PRINCE’S AUSTRALIAN PROTÉGÉ TALKS ABOUT HOW JAM SESSIONS WITH THE PURPLE ONE HELPED SHAPE HIS NEW ALBUM.
“Hart reminds me of how I was at his age.” They’re the words of the late, great Prince, which tend to show up any time you care to google musician Darren Hart (aka Harts). Kind of like how you can’t read about Mariah Carey without a mention of her five-octave range. Given Hart was just a kid strumming away in his Melbourne bedroom at the time, such high praise might come as a surprise – but then you hear him play. Almost always dressed in a leather jacket and ’50s-style white tee (or psychedelic shirt), Hart’s slick sound is rooted in funk, R’N’B and rock. His shows are filled with Hendrix levels of shreddery and behind-the-head tricks that make it crazy to think he only picked up guitar seven years ago. After teaching himself bass, keys, vocals and recording, Hart found himself with a manager, an EP and an offer from The Mars Volta’s Lars Stalfors to mix his tracks. Industry praise followed, and that phone call from Paisley Park. “It was surreal,” he says. “I’d just had some bad dealings with a label, so I was a bit sad. Then, within two hours, I got an email from Prince’s manager.” Hart assumed it was a prank, until his phone rang and a voice announced he was speaking to the Purple One. “We’ve been listening to you a lot,” said the singer. “I’d like for you to come out here, record and play with us.” Hart kept his cool and, within a few weeks, was en route to Minnesota. “He gave me advice about the business,” says Hart. “He was frustrated with the state of the industry, he just wanted to inspire people like me to make a change and challenge what popular music is today.” The fruits of the jam, coupled with influences from ’70s soul, hip-hop, Buddy Guy, Jack White, and big-band funk, can all be heard on Hart’s new album, Smoke Fire Hope Desire. It boasts bigger and more varied arrangements than ever before, thanks to some lessons in risk-taking. “Prince really challenged me,” he says. “We played [genres] I wasn’t comfortable with, but he wanted me to see there’s more to music, that you have to discover as much as you can – that’s the thing that leads to longevity in the music industry.

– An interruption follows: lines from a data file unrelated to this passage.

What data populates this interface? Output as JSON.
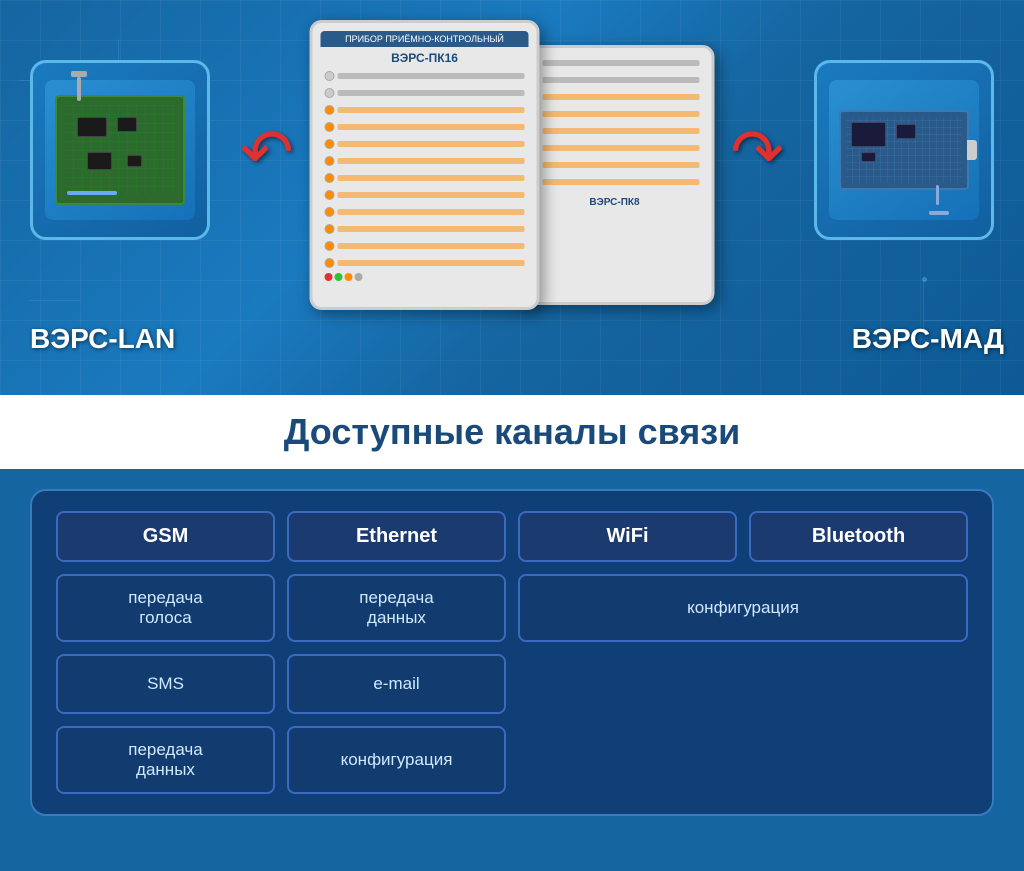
{
  "top": {
    "left_device_label": "ВЭРС-LAN",
    "right_device_label": "ВЭРС-МАД",
    "panel1_header": "ПРИБОР ПРИЁМНО-КОНТРОЛЬНЫЙ",
    "panel1_title": "ВЭРС-ПК16",
    "panel2_title": "ВЭРС-ПК8"
  },
  "section_title": "Доступные каналы связи",
  "channels": {
    "headers": [
      "GSM",
      "Ethernet",
      "WiFi",
      "Bluetooth"
    ],
    "gsm_items": [
      "передача\nголоса",
      "SMS",
      "передача\nданных"
    ],
    "ethernet_items": [
      "передача\nданных",
      "e-mail",
      "конфигурация"
    ],
    "wifi_bluetooth_items": [
      "конфигурация"
    ]
  }
}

That’s what inspires you to continue creating.” Smoke Fire Hope Desire is out September 16; hartsmusic.com